Managing anxiety (during tests and other stressful situations)

So, your child has employed effective study skills, implemented various memory enhancement techniques and has gotten a good night’s sleep.  By all standards, they are ready for the test, but what about the inevitable ‘test jitters’?  What are some tips for managing anxiety?

Most of us have heard of the benefits of deep breathing to calm our nerves (slowly inhale through the nose, hold it for a few seconds and then slowly exhale through the mouth).  I’ve also heard that counting backwards can deliver a calming effect.

The brain is a powerful force and it can be hard to stop it, once it sets its course.  So, when fear kicks in and the brain starts to panic, it’s tough to rein it in (e.g. what if I fail this test and my parents don’t let me get that new video game, then I look like a loser to my friends, then…).  Some say the answer is pure and simple distraction…interrupting your thoughts to break the pattern of panic.

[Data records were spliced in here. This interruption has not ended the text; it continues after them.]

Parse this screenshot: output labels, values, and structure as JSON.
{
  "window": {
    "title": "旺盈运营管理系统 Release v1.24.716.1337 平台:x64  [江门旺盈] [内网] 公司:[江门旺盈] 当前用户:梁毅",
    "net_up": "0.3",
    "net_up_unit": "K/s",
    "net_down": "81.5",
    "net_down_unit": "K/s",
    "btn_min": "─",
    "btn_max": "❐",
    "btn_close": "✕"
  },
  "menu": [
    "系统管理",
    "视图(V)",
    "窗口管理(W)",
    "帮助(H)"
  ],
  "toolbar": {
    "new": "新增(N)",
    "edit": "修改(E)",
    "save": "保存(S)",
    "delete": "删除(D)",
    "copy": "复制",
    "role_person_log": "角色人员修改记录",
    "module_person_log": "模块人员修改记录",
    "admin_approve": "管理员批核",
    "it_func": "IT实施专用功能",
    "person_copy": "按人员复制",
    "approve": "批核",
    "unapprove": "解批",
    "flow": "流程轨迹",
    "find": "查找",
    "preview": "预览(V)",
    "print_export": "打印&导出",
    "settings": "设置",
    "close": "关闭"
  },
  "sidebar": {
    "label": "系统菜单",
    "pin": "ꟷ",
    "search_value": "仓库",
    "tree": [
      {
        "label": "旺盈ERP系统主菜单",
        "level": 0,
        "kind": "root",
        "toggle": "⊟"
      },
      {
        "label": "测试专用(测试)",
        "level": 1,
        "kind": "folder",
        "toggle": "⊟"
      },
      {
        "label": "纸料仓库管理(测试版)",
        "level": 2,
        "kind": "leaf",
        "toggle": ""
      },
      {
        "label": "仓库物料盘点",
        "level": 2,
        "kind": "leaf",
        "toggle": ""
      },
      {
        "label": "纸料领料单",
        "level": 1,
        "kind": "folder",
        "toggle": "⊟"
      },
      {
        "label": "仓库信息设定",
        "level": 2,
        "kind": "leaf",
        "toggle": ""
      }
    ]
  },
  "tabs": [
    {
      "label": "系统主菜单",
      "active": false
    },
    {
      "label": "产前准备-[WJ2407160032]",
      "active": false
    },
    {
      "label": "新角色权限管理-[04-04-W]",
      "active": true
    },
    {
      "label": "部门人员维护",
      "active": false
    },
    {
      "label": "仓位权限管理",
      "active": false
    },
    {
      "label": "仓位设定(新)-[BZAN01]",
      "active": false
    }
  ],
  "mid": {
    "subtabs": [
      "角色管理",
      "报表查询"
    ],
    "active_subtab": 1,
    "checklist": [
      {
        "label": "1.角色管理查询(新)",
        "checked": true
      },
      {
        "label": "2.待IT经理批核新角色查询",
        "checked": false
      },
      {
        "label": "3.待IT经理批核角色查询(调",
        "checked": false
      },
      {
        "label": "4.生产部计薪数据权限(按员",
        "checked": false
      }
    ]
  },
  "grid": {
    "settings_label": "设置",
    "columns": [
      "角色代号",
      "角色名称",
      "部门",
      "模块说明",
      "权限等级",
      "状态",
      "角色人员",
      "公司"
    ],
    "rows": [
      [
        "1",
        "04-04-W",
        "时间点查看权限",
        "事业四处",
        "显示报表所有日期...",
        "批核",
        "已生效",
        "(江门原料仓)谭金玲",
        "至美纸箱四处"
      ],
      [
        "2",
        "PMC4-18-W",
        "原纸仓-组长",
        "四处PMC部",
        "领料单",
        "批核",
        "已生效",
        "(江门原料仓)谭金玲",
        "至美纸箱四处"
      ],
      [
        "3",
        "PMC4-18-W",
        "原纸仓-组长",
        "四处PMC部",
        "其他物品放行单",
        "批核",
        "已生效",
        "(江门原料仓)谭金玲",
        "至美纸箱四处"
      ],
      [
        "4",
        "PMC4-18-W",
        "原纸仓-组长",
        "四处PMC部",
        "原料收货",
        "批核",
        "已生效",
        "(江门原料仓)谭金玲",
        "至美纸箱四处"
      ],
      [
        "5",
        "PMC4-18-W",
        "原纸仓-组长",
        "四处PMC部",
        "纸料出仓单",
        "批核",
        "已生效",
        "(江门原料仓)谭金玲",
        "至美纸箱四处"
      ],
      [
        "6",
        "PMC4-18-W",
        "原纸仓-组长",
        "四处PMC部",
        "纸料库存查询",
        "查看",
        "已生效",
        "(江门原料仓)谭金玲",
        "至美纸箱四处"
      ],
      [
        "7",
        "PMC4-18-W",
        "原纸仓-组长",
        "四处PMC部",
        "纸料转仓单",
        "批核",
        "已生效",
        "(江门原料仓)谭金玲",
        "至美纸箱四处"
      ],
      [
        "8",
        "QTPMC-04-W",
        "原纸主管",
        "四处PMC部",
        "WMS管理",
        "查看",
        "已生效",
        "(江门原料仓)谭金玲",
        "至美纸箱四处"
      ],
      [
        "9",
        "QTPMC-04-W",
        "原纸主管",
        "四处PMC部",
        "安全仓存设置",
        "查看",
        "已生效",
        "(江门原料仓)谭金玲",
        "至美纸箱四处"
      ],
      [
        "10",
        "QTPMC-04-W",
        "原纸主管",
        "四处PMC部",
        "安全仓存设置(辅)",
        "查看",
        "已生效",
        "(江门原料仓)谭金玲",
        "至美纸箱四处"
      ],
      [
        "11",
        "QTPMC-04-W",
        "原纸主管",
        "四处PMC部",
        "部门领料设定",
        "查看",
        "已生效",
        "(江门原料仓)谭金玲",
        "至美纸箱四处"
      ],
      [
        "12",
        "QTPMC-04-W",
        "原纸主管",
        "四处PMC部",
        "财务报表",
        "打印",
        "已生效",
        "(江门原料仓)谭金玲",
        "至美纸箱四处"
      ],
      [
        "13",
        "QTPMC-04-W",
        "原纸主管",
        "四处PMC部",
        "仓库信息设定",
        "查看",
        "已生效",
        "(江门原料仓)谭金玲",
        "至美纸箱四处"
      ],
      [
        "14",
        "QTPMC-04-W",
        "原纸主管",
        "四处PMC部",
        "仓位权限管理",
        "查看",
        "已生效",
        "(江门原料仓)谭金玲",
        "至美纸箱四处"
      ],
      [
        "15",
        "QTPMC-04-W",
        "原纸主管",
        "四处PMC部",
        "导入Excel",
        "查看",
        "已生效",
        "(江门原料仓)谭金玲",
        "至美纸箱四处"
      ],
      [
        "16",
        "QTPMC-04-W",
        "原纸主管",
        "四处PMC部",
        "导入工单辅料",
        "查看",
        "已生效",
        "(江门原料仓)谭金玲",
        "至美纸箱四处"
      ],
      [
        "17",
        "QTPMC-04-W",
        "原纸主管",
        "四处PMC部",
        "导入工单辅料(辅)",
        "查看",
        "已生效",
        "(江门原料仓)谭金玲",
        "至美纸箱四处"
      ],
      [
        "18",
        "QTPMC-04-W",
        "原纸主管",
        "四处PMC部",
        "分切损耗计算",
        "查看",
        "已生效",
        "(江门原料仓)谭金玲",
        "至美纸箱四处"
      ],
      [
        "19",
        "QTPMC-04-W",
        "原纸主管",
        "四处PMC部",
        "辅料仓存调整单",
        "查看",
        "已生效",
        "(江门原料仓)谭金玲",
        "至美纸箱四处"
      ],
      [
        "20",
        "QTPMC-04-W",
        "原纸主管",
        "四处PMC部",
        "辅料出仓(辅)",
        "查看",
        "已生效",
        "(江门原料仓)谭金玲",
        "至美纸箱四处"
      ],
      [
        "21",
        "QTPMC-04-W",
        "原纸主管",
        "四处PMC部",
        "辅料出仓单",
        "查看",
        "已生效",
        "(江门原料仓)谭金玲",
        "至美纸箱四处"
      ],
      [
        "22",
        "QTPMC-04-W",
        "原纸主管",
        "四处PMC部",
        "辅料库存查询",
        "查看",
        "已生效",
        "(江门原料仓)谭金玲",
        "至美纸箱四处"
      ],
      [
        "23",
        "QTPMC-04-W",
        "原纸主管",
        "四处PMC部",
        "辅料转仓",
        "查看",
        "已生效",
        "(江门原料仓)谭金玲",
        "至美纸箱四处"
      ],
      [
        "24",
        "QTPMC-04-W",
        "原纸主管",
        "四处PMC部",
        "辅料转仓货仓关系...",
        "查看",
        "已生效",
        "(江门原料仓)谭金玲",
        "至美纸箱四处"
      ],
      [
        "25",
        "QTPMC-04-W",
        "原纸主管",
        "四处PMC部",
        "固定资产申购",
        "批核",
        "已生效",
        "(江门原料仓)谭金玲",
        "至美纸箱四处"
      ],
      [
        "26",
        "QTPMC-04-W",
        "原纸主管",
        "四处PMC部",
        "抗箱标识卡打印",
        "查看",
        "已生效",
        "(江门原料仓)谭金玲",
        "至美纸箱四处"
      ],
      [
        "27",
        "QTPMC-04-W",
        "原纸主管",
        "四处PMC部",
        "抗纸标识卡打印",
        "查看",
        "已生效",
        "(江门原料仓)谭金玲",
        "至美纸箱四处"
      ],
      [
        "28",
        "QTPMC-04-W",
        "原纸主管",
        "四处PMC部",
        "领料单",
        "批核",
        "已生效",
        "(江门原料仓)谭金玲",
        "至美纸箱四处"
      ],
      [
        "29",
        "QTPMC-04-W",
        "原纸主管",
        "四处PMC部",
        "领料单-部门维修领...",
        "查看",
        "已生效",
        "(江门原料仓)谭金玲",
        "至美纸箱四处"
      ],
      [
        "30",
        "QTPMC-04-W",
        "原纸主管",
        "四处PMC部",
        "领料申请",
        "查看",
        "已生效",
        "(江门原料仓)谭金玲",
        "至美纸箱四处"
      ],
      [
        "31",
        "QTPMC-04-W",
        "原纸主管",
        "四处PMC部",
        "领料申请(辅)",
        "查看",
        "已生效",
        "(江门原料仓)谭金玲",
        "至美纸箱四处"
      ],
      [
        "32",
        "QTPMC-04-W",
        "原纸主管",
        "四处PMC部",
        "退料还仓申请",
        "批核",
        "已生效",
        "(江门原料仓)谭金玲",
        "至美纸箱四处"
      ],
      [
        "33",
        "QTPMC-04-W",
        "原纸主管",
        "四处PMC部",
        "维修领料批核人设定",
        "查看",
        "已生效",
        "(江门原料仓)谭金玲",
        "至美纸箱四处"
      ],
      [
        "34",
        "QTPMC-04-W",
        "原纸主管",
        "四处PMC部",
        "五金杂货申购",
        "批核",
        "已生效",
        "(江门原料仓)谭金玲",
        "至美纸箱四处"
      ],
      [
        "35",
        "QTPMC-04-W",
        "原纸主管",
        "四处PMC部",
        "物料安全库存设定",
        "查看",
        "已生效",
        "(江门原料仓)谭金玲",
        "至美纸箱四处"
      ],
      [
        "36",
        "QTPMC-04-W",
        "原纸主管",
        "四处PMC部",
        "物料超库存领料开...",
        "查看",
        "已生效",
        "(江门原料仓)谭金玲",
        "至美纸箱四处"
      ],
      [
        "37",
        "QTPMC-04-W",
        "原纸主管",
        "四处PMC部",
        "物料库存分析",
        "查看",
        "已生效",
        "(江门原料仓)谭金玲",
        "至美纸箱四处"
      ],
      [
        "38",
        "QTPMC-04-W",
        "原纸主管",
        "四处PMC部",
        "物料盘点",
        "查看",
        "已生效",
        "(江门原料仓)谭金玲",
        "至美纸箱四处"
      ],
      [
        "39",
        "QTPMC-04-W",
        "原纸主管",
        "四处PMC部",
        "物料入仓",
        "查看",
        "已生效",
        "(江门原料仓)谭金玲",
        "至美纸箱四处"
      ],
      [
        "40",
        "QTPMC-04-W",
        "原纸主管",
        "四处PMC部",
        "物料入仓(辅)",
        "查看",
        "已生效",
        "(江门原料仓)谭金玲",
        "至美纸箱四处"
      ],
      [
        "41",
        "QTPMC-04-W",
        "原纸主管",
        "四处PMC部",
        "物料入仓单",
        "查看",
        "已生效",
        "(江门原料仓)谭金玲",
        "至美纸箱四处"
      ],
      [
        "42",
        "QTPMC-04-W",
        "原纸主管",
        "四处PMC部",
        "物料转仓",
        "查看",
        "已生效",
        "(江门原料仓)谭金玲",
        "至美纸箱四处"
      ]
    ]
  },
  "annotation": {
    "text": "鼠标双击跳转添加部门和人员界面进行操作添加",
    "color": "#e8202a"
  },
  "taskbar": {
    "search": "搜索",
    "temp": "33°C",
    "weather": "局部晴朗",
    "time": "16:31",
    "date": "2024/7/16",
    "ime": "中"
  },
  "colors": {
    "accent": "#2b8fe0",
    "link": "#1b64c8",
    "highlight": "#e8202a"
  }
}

The below video proposes a fast and easy approach to managing anxiety by distracting the brain.  Check it out!

What I love about all of these anxiety management strategies, is that they can be used in any anxiety-inducing situation throughout a child’s lifetime (e.g. during a test, right before they are up to bat, before a presentation at work, etc.).  After all, I’d like to be able to make the claim that anxiety doesn’t exist in adulthood, but we all know that’s a load of hooey!

If you’re interested in teaching your children some strategies on how to take a multiple-choice test, read my post on Test Writing Strategies.  If your children would benefit from better study habits, you may wish to read my posts on “How to study effectively“, “Preparing to study“, “Mnemonic Study Strategies” and “Good Study Habits“.